Modding is the 'art' of changing existing figures into new ones. Even Star Wars fans have a go, to fill the gaps in their collection or to avoid having to fork out all that money for yet another Princess Leia. I hadn't realised that I was modding all those years ago, but when one guy on the Outpost Gallifrey forum started showing off his customised figures, I thought it might be something I could have a go at. Course, I'm not using Plasticine for these things, but a substance called Milliput, which is like Plasticine, but it dries out and hardens in the space of a few hours.

The first one I had a go at was quite an easy one: swapping the heads of the Doctors from the Regeneration pack so that I had an articulated Eccleston figure. There's a 'how to' available at Whotopia's blog.

Next, I did the Sycorax warrior, because it looked like an easy one to do. I just resculpted the head, added a few details and painted it in acrylics. Babyjelly on Outpost Gallifrey had shown how to go about it, but after a while I left his instructions alone and just went my own way. But what to do next? Babyjelly has done a load of stunning mods of his Tennant figures in various costumes, so I didn't really want to go down that route. Instead, I chose two figures that were unlikely to appear in future releases. The Graske, a little critter from the BBC Interactive episode, was created from a Mini-Me Austin Powers figure by painting his grey suit black, resculpting his shoulders and adding a new head.

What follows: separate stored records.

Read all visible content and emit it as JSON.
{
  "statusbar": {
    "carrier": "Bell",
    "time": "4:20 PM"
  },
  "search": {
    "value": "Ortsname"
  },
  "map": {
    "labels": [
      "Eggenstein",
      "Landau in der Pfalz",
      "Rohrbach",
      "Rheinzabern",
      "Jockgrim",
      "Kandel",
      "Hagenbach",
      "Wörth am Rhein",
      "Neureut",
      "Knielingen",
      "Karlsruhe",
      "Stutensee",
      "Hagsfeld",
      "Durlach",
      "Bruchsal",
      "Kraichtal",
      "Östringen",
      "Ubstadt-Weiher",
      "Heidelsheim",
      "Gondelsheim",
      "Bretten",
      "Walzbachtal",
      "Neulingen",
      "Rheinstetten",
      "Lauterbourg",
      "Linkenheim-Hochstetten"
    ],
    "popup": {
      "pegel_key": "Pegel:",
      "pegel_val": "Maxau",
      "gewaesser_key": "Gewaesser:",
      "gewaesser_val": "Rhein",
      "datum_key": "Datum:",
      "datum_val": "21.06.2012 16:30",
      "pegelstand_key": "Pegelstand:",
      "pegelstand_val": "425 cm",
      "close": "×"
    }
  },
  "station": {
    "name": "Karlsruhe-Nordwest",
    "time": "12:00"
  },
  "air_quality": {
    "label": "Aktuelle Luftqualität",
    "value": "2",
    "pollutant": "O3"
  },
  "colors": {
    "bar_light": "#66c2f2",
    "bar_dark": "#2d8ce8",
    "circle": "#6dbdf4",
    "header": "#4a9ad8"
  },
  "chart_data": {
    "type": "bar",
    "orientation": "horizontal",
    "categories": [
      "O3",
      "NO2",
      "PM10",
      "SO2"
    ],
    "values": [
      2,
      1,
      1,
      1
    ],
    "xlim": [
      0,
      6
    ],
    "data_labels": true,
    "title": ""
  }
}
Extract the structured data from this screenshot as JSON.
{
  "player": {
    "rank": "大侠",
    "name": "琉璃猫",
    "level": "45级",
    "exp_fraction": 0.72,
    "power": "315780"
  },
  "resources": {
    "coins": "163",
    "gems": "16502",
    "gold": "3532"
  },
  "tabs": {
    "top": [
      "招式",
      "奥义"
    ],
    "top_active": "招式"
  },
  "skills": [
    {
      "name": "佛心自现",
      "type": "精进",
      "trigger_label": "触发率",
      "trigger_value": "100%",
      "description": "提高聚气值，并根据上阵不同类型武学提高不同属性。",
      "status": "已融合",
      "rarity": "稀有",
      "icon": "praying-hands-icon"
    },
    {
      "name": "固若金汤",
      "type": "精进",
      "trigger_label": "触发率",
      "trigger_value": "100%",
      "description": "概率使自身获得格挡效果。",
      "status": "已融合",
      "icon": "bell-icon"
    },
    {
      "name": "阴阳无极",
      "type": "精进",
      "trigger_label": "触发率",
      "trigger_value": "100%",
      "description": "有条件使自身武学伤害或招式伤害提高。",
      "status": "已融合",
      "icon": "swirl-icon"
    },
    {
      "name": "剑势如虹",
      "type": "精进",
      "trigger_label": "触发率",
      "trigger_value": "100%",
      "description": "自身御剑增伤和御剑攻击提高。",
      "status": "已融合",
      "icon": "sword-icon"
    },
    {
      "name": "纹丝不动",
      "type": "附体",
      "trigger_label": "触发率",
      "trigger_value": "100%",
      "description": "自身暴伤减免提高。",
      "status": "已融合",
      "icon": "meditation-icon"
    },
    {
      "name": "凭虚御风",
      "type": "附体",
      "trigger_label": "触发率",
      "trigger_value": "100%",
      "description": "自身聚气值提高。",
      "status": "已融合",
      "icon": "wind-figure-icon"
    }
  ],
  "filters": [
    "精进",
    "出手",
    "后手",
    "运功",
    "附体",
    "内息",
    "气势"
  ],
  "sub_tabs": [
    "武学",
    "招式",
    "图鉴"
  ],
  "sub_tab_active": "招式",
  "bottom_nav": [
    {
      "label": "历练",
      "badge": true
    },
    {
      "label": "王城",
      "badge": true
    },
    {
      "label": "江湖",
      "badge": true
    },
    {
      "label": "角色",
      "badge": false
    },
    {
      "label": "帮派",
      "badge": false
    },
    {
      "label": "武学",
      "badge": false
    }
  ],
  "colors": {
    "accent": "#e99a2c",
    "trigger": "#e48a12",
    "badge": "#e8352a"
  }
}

Having cannibalised one Austin figure, my flatmate suggested I do the same to 'Fat Bastard', who started out as a Scottish piper but ended up as the Absorbaloff. I wanted to retain the facial expression of the original figure because it matched the character so well, and also retain the joints of the figrue - so that the Absorbaloff could still do a rather sickening belly-roll!

Grr! Argh!

I've also modified my Tardis playset to give it extra walls and cables running across the ceiling. My inner nine-year-old is very happy with it.

Now my mind's in modder-mode, looking out for other figures that could be modified. Looks like this is the only way Mickey Smith's going to get into the range...

24 August, 2006

Streamlining the Solar System

So, scientists have decided that Pluto is no longer a planet. This afternoon, I edited an existing h2g2 entry on Pluto and added a new paragraph to explain this foul treachery. Sniff...

This ongoing battle between magic and science will never be truly resolved, simply because every time science uncovers new facts that take away a little magic from our lives, magic responds by coming up with something even better. Like why jam and peanut butter go together. Or ham and pineapple. Science can't explain that away - magic all the way!

In the meantime though, we're one planet down, when we could have been three more up. We could have all been sending in suggestions for a new name for object 2003-UB313. Personally, I would have liked to see it named 'Mavis', 'Sidney', 'Bill' or 'Sandra' - a nice, normal name that would annoy the astronomers who'd want to give it some awful portentous name like 'Icarus' or 'Ariadne'.

I do love the myseries of science and the focused dedication of scientists. I just wish, sometimes, their research could uncover something that felt more like magic for us mere mortals.

Never mind, Pluto. You'll always be a planet to us.

That and a yellow dog in Disney cartoons...